July Service Spotlight – Community Support

This month, we shine a spotlight on our Community Support service. Join us as we chat with Wendy, who manages the team, to delve deeper into the service’s offerings and the individuals it supports.

Can you tell us about the Community Support service?

The Community Support team provide one-to-one support to people who can struggle with everyday tasks due to their mental health or neurodiversity. This can be very varied as it is tailored to the needs of the individual, but often includes strategies to improve coping skills and emotional regulation; help with budgeting, paperwork or home management; support to attend appointments or social and leisure activities; taking steps towards employment; and sometimes building up daily living skills to enable a move to independent living.

Why is it an important service?
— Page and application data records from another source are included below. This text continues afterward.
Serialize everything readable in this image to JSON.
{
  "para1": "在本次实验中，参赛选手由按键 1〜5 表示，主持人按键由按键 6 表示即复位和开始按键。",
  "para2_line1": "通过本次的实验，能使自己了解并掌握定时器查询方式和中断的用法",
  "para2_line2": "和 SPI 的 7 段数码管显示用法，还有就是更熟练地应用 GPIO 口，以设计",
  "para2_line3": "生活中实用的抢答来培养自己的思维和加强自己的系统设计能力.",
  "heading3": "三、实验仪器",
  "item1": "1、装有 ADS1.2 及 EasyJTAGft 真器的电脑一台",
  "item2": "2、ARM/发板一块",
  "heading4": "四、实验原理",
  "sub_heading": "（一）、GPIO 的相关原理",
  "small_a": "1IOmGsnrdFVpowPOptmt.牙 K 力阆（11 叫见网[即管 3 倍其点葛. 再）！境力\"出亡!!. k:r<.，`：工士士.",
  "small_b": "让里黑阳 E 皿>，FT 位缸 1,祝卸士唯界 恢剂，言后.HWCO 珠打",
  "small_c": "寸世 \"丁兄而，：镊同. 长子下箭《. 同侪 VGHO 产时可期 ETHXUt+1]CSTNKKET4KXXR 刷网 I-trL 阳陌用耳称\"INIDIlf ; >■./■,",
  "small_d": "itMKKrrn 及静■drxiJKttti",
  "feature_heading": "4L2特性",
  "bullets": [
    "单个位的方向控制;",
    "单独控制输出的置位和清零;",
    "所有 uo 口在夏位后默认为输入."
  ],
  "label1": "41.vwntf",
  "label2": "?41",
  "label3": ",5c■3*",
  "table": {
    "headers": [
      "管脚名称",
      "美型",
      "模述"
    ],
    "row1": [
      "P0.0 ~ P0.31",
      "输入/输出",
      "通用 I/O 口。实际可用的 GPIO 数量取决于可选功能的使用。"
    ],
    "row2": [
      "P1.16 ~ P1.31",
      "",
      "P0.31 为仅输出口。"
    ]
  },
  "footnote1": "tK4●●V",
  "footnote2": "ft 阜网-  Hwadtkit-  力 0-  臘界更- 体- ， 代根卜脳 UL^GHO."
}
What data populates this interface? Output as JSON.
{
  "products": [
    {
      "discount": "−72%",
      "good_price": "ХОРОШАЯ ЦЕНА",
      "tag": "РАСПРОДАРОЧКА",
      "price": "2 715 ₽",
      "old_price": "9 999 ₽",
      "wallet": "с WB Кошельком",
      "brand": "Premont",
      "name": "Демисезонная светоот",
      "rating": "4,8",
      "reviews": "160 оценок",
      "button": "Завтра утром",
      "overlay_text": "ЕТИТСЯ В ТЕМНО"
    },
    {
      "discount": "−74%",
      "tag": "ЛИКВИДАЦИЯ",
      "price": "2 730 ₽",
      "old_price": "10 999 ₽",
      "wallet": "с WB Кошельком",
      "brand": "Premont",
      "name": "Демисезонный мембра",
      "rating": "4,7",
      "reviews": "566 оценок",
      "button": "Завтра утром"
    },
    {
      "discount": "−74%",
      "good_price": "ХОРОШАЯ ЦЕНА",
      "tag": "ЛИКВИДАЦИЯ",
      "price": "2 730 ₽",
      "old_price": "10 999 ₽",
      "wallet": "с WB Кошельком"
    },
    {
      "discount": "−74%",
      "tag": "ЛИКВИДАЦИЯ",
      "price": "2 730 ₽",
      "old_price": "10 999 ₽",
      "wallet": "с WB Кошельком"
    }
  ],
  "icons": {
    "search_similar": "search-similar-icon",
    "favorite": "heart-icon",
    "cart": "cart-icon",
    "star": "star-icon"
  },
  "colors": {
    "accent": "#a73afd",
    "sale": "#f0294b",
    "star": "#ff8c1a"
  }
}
It’s really important because we can support from people’s homes, which is often a tremendous relief to them, and means we can see and help where it really matters. We are accessible to all, however, and know that meeting face to face can be anxiety provoking for some. So we also offer online support in a format that best suits the client, such as video calls, emails, or texts. A real strength of our service is that we can support for longer than many services so there is time to build trusting therapeutic relationships that empower people to keep moving forwards with their goals.  

What sorts of challenges do your clients face?

Many of the people we support have multiple complex needs, including long-term health conditions, learning difficulties or neurodiversity which impact their mental health. This can make life especially challenging, and the council often supports with funding the service following Care Act Assessment, although others self-fund the support out of their designated benefits.

What are some of the successful outcomes you see from clients after they’ve utilised Community Support?

It’s really rewarding when we see people able to be more fully themselves, engaging in life rather than being constantly overwhelmed. Successful outcomes include building structure and a support network through meaningful activities (such as groups or voluntary work); finding employment; moving into independent accommodation; completing further education courses, or gaining skills to avoid crisis, improve wellbeing and mental health.

What’s your favourite thing about Community Support?

We provide reliable, consistent support and pride ourselves on doing this well! This means we journey with those we support through progressive challenges and achievements as they meet successive goals. One autistic young man – who rarely left his bedroom in the family home – learned to overcome his intense fear of social interaction, to manage his anxiety, and to budget and cook. After several months, he moved into his own flat in a supported housing complex, and then went on to find a job – all tremendous achievements presenting different challenges to overcome.

Thank you to Wendy for taking the time to tell us about Community Support, and to the team for their hard work. To find out more, visit our Community Support service webpage or email [email protected]

Posted on: 2nd July 2024

back to news